I ran a competition on Social Sound Design (SSD) where the first person to get the Nice Question Badge would win a signed copy of David Sonnenschein’s book Sound Design: The Expressive Power of Music, Voice and Sound Effects in Cinema. The winner is Fabrice Million (what a cool name), a Frenchman living in Australia. He is a freelance web and flash developer as well as a musician. Congratulations, Fabrice! Hope you love it as much as I did.
Considering how popular this question is, I thought I’d curate a compilation of the best answers. The rest of this entry is an attempt to extract and organise all the good answers from Fabrice’s question: How to capture very low volume sound? I’m not going to quote who said what as that will get too convoluted, just think of it as the voice of SSD.
So… How To Capture Very Soft Sounds?
First off, context is important. Is the sound being recorded for scientific or creative purposes? If it is scientific, then precision and accuracy is the priority. If it is for a more creative outcome, then the way we capture, edit, process and re-contextualize the sound matters.
They are two principle ways to record soft sounds: the first is through air and the second is through mechanical vibrations.
air – condenser mics
The main problem with recording soft sounds, is that normal microphones and pre-amps on mixers and recorders all add noise to the signal. If it’s more expensive gear, chances are there will be less self-noise. So when recording a soft sound, you will probably have to increase the gain a fair bit and you also will also increase the noise floor. But even if your recording setup is dead quiet, any environmental sound will be amplified.
If the sound isn’t that soft, you can get away with being in a very quiet room such as your bedroom in the dead of night or a studio or even an anechoic chamber. You will need to be using a low self-noise microphone such as a large condenser mic. You can even go ultrasonic with Avisonics.
vibration – contact mics
A contact mic is basically the equivalent of putting your ear directly on something. It picks up mechanical vibrations rather than air. Thus making it a great option for capturing soft sounds.
One of the biggest challenges of recording quiet sounds is the medium transfer. As sounds transfer from medium to medium (such as a gas to a solid, or a liquid to a gas), you loose SPL. Let’s say you’re trying to record a light bulb filament. The sound has to transfer from the filament to the gas in the bulb, then transfers from the gas to the glass bulb, then transfers from the glass to the air around it, then to the microphone element.

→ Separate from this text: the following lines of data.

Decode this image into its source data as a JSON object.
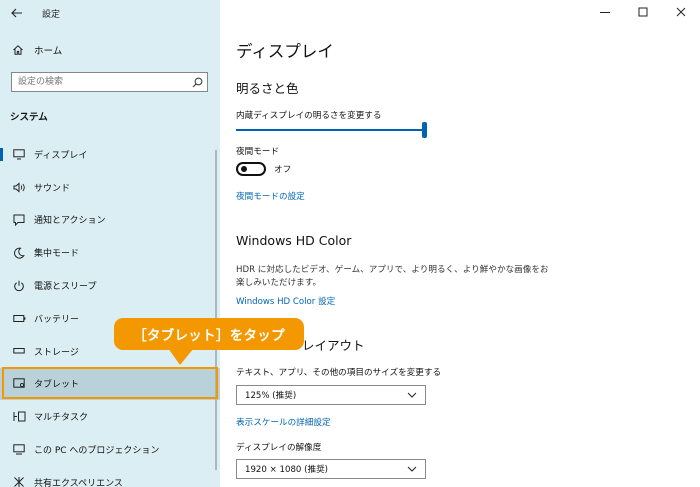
{
  "window": {
    "back_icon": "arrow-left-icon",
    "title": "設定",
    "controls": [
      "minimize-icon",
      "maximize-icon",
      "close-icon"
    ]
  },
  "sidebar": {
    "home_label": "ホーム",
    "search_placeholder": "設定の検索",
    "section": "システム",
    "items": [
      {
        "label": "ディスプレイ",
        "icon": "monitor-icon",
        "active": true
      },
      {
        "label": "サウンド",
        "icon": "speaker-icon"
      },
      {
        "label": "通知とアクション",
        "icon": "notification-icon"
      },
      {
        "label": "集中モード",
        "icon": "moon-icon"
      },
      {
        "label": "電源とスリープ",
        "icon": "power-icon"
      },
      {
        "label": "バッテリー",
        "icon": "battery-icon"
      },
      {
        "label": "ストレージ",
        "icon": "storage-icon"
      },
      {
        "label": "タブレット",
        "icon": "tablet-icon",
        "highlighted": true
      },
      {
        "label": "マルチタスク",
        "icon": "multitask-icon"
      },
      {
        "label": "この PC へのプロジェクション",
        "icon": "projection-icon"
      },
      {
        "label": "共有エクスペリエンス",
        "icon": "share-icon"
      }
    ]
  },
  "main": {
    "title": "ディスプレイ",
    "brightness": {
      "heading": "明るさと色",
      "slider_label": "内蔵ディスプレイの明るさを変更する",
      "level": 1.0
    },
    "night_light": {
      "label": "夜間モード",
      "state": "オフ",
      "settings_link": "夜間モードの設定"
    },
    "hd_color": {
      "heading": "Windows HD Color",
      "description": "HDR に対応したビデオ、ゲーム、アプリで、より明るく、より鮮やかな画像をお楽しみいただけます。",
      "link": "Windows HD Color 設定"
    },
    "layout": {
      "heading_visible": "レイアウト",
      "scale_label": "テキスト、アプリ、その他の項目のサイズを変更する",
      "scale_value": "125% (推奨)",
      "advanced_link": "表示スケールの詳細設定",
      "resolution_label": "ディスプレイの解像度",
      "resolution_value": "1920 × 1080 (推奨)"
    }
  },
  "callout": {
    "text": "［タブレット］をタップ",
    "color": "#f39800"
  },
  "colors": {
    "sidebar_bg": "#dbeef4",
    "accent": "#0063b1",
    "link": "#0066b4",
    "highlight_border": "#f39800"
  }
}
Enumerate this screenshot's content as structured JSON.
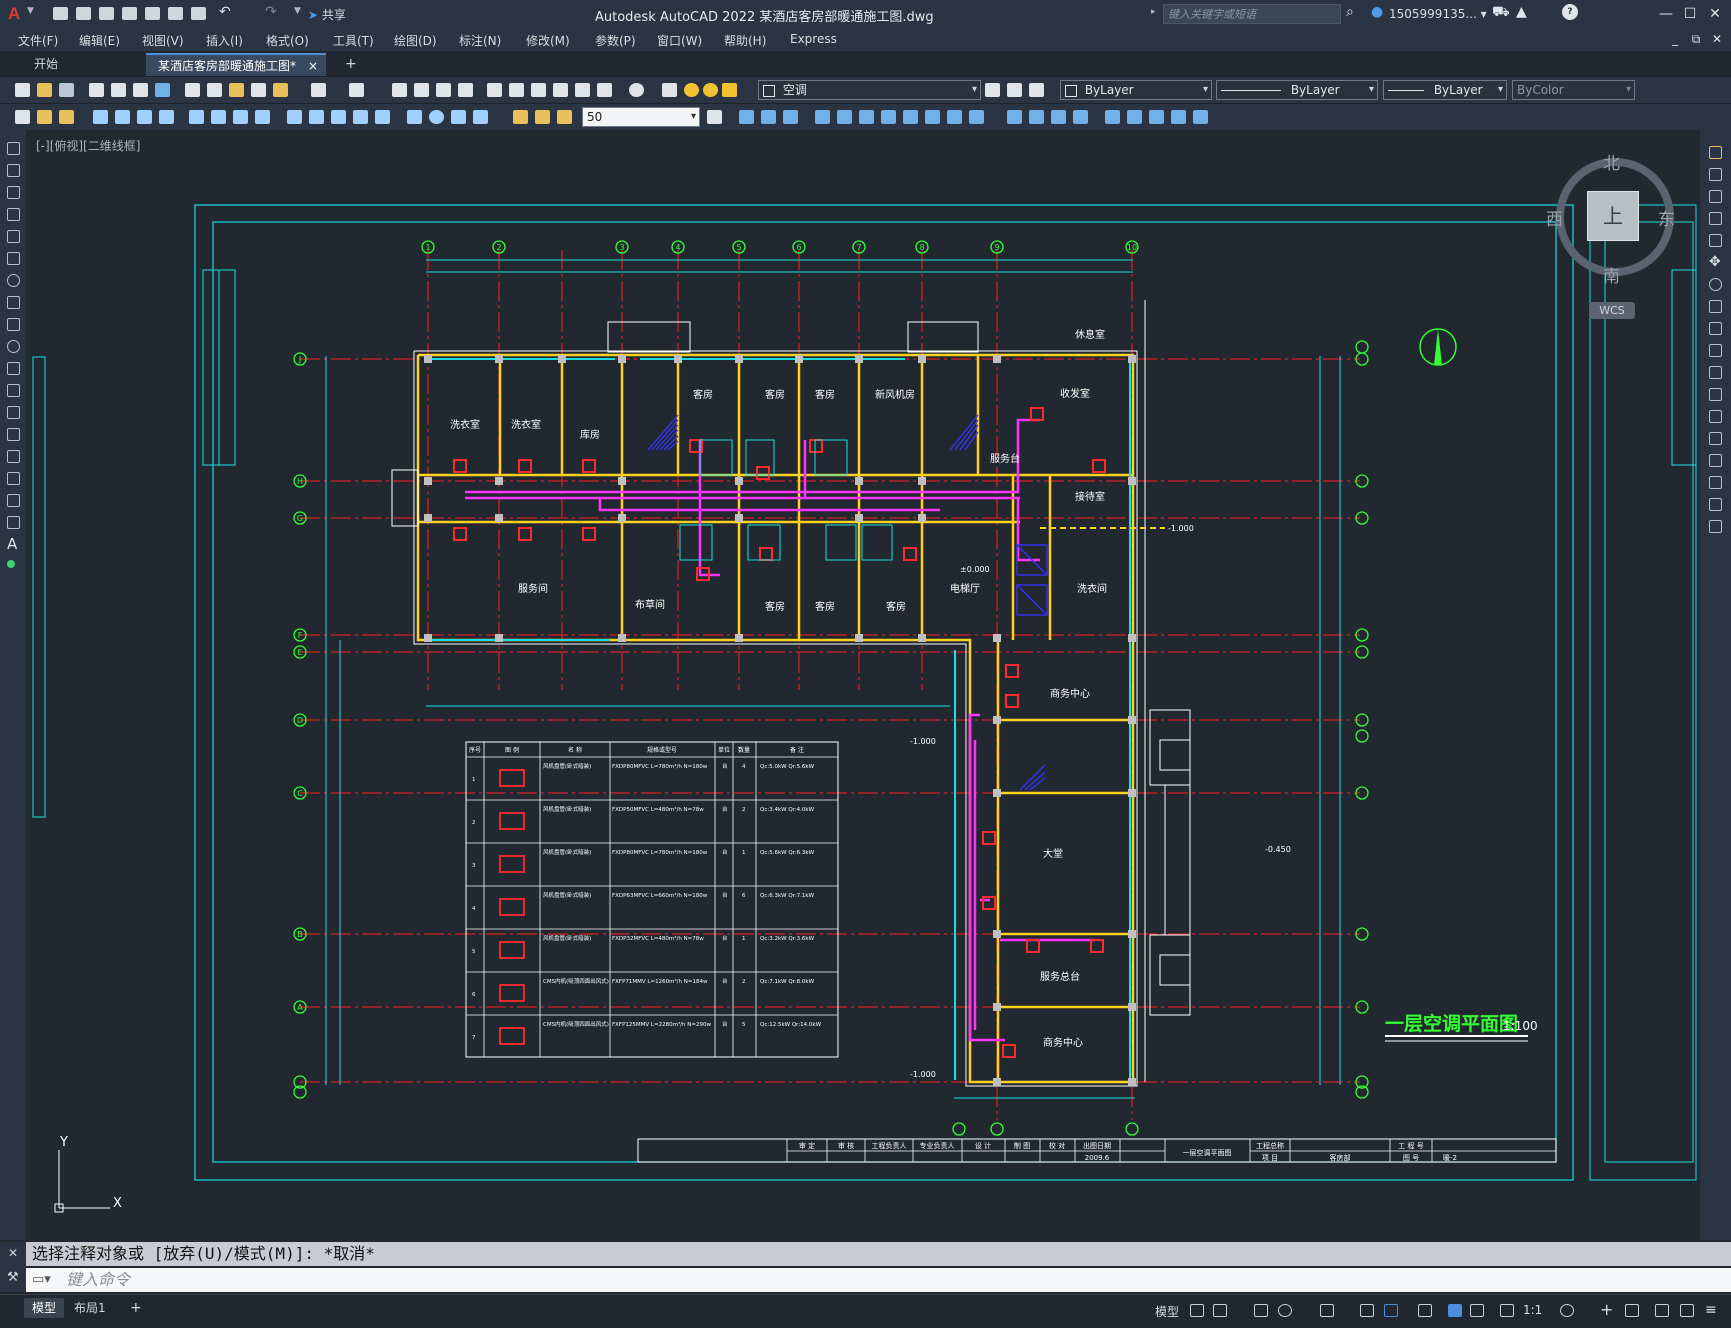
{
  "titlebar": {
    "app_logo": "A",
    "share": "共享",
    "title": "Autodesk AutoCAD 2022    某酒店客房部暖通施工图.dwg",
    "search_placeholder": "键入关键字或短语",
    "user": "1505999135... ▾",
    "help": "?"
  },
  "menu": {
    "items": [
      "文件(F)",
      "编辑(E)",
      "视图(V)",
      "插入(I)",
      "格式(O)",
      "工具(T)",
      "绘图(D)",
      "标注(N)",
      "修改(M)",
      "参数(P)",
      "窗口(W)",
      "帮助(H)",
      "Express"
    ]
  },
  "tabs": {
    "start": "开始",
    "active": "某酒店客房部暖通施工图*",
    "close": "×",
    "new": "+"
  },
  "toolbar1": {
    "layer": "空调",
    "color": "ByLayer",
    "linetype": "ByLayer",
    "lineweight": "ByLayer",
    "plotstyle": "ByColor"
  },
  "toolbar2": {
    "scale_value": "50"
  },
  "viewport": {
    "label": "[-][俯视][二维线框]"
  },
  "navigation": {
    "north": "北",
    "south": "南",
    "east": "东",
    "west": "西",
    "top_face": "上",
    "wcs": "WCS"
  },
  "drawing": {
    "title": "一层空调平面图",
    "scale": "1:100",
    "rooms": [
      "服务间",
      "洗衣室",
      "洗衣室",
      "客房",
      "客房",
      "客房",
      "新风机房",
      "服务台",
      "收发室",
      "客房",
      "客房",
      "客房",
      "电梯厅",
      "洗衣间",
      "商务中心",
      "大堂",
      "服务总台",
      "商务中心",
      "接待室",
      "布草间",
      "库房",
      "休息室"
    ],
    "grid_top": [
      "1",
      "2",
      "3",
      "4",
      "5",
      "6",
      "7",
      "8",
      "9",
      "10",
      "11"
    ],
    "grid_left": [
      "A",
      "B",
      "C",
      "D",
      "E",
      "F",
      "G",
      "H",
      "J"
    ],
    "level_marks": [
      "-1.000",
      "±0.000",
      "-0.450",
      "-1.000",
      "-1.000"
    ]
  },
  "equipment_table": {
    "headers": [
      "序号",
      "图 例",
      "名 称",
      "规格或型号",
      "单位",
      "数量",
      "备 注"
    ],
    "rows": [
      {
        "no": "1",
        "name": "风机盘管(卧式暗装)",
        "model": "FXDP80MFVC L=780m³/h N=180w",
        "unit": "台",
        "qty": "4",
        "note": "Qc:5.0kW Qr:5.6kW"
      },
      {
        "no": "2",
        "name": "风机盘管(卧式暗装)",
        "model": "FXDP50MFVC L=480m³/h N=78w",
        "unit": "台",
        "qty": "2",
        "note": "Qc:3.4kW Qr:4.0kW"
      },
      {
        "no": "3",
        "name": "风机盘管(卧式暗装)",
        "model": "FXDP80MFVC L=780m³/h N=180w",
        "unit": "台",
        "qty": "1",
        "note": "Qc:5.6kW Qr:6.3kW"
      },
      {
        "no": "4",
        "name": "风机盘管(卧式暗装)",
        "model": "FXDP63MFVC L=660m³/h N=180w",
        "unit": "台",
        "qty": "6",
        "note": "Qc:6.3kW Qr:7.1kW"
      },
      {
        "no": "5",
        "name": "风机盘管(卧式暗装)",
        "model": "FXDP32MFVC L=480m³/h N=78w",
        "unit": "台",
        "qty": "1",
        "note": "Qc:3.2kW Qr:3.6kW"
      },
      {
        "no": "6",
        "name": "CMS内机(吸顶四面出风式)",
        "model": "FXFP71MMV L=1260m³/h N=184w",
        "unit": "台",
        "qty": "2",
        "note": "Qc:7.1kW Qr:8.0kW"
      },
      {
        "no": "7",
        "name": "CMS内机(吸顶四面出风式)",
        "model": "FXFP125MMV L=2280m³/h N=290w",
        "unit": "台",
        "qty": "5",
        "note": "Qc:12.5kW Qr:14.0kW"
      }
    ]
  },
  "title_block": {
    "cells": [
      "审 定",
      "审 核",
      "工程负责人",
      "专业负责人",
      "设 计",
      "制 图",
      "校 对",
      "出图日期",
      "一层空调平面图",
      "工程总称",
      "工 程 号",
      "项 目",
      "图 号",
      "暖-2",
      "2009.6",
      "客房部"
    ]
  },
  "command": {
    "history": "选择注释对象或 [放弃(U)/模式(M)]: *取消*",
    "placeholder": "键入命令"
  },
  "statusbar": {
    "model_tab": "模型",
    "layout_tab": "布局1",
    "add": "+",
    "model_label": "模型",
    "scale": "1:1"
  },
  "colors": {
    "background": "#212830",
    "wall": "#ffffff",
    "column": "#c0c0c0",
    "axis": "#ff2020",
    "grid_bubble": "#33ff33",
    "frame": "#19e0e0",
    "pipe": "#ff33ff",
    "duct": "#ffd21f",
    "fcu": "#ff2a2a",
    "stair": "#3434ff",
    "accent": "#4c8ed9"
  }
}
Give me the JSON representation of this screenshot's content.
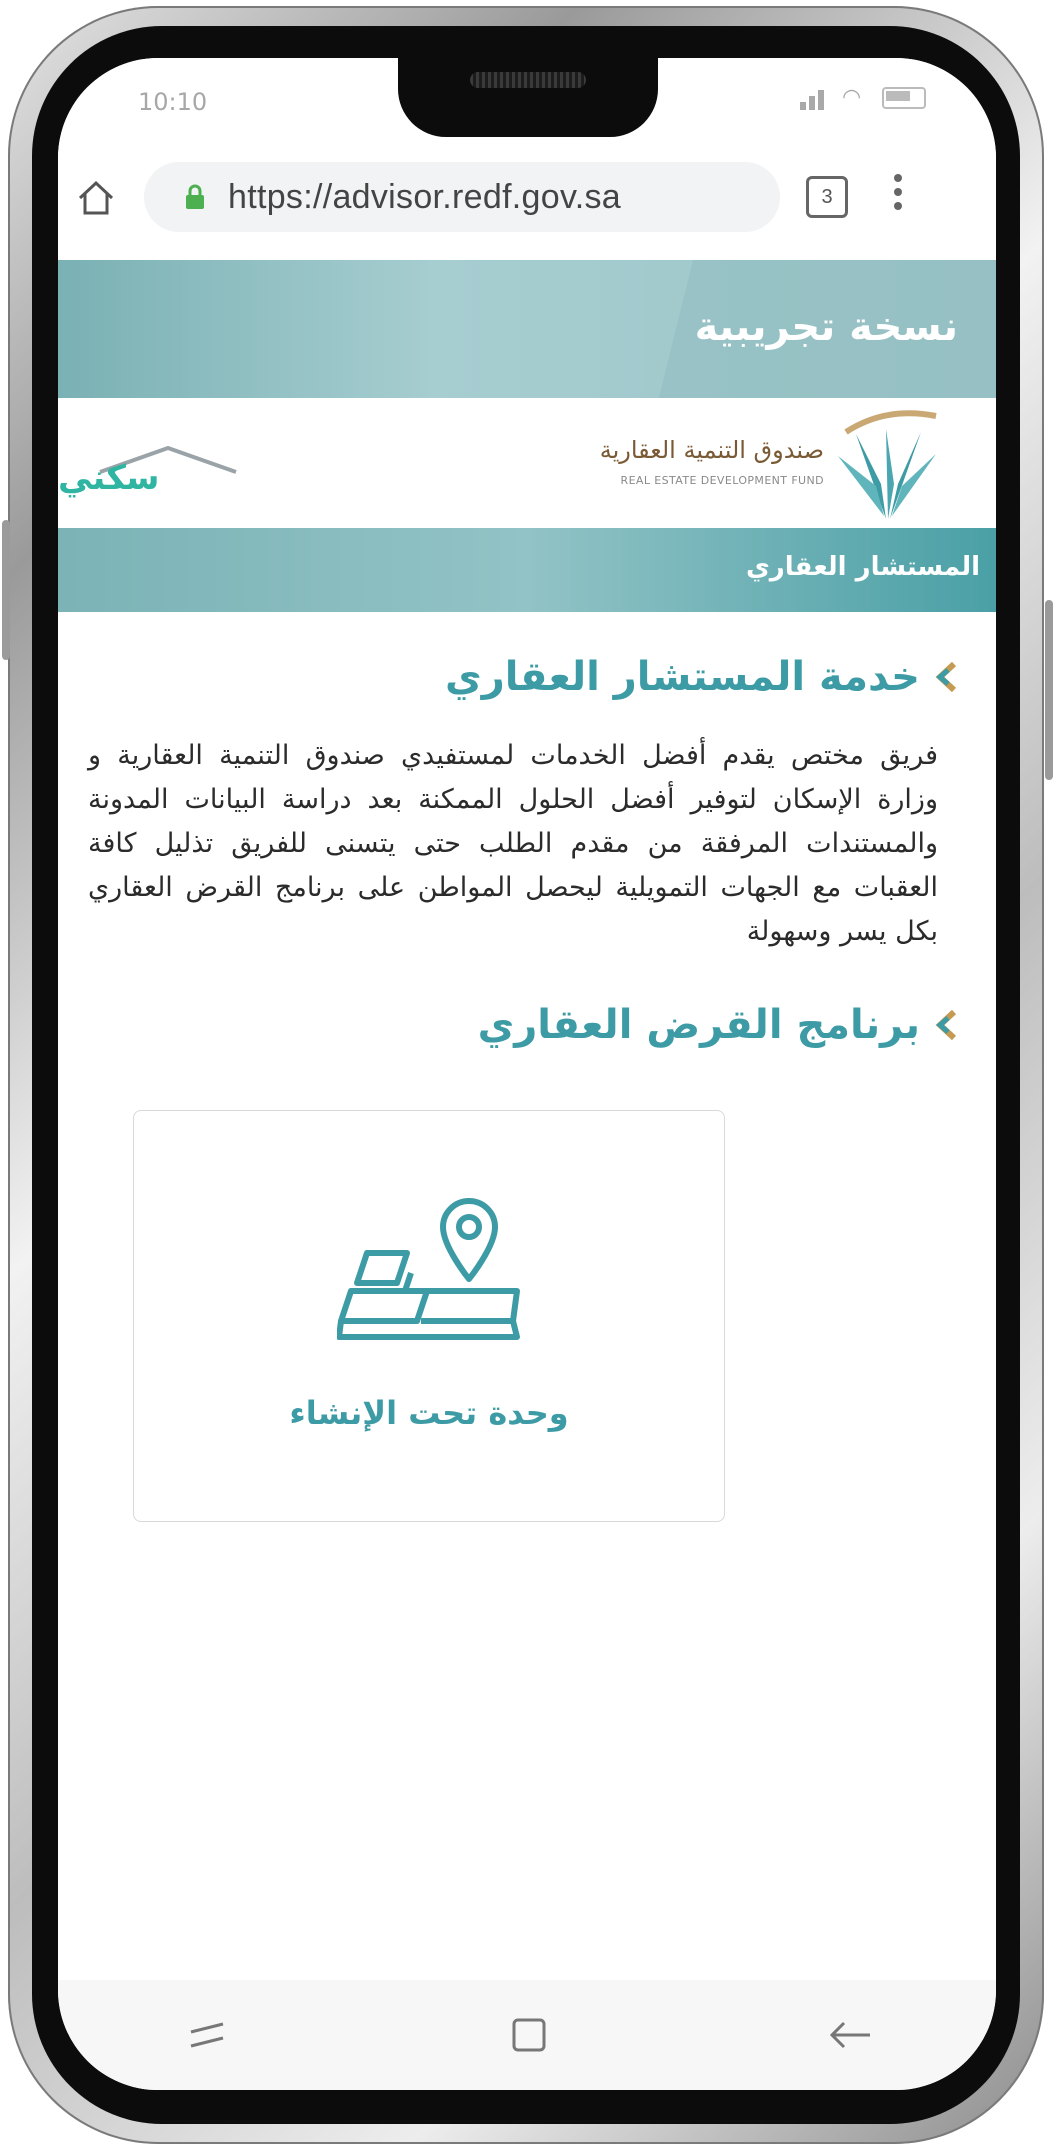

That’s four transfers between a solid and a gas, hence a lot of lost SPL. If you take two transfers out of the equation by attaching a contact mic directly to the glass, you have a lot more SPL to work with, and therefore can get a much better signal-to-noise ratio.
With a good contact mic, you can even pick up the sound of ants’ footsteps or the heart beat of a snail. Got $3,000 to spare? Check out the “Insect Mic” By Sanken.
So now you want to buy/build a contact mic? Check out the question: Can you suggest a good contact mic for sound design?
Most of the time, these sounds are being used in a creative context, which means we have carte blanche to re-create the sound by recording louder sources that are probably unrelated (other than sonically) to the desired sound. There is also the synthesis route, where you can create the sound from noise, oscillators, filters and so-forth, whilst bypassing the process of recording and therefore adding potential noise to a soft source .
Sound design is a mix of capturing, editing, and re-contextualiaation. Making it sound right doesn’t mean making it sound accurate. This also takes the pressure off of trying to record the impossible.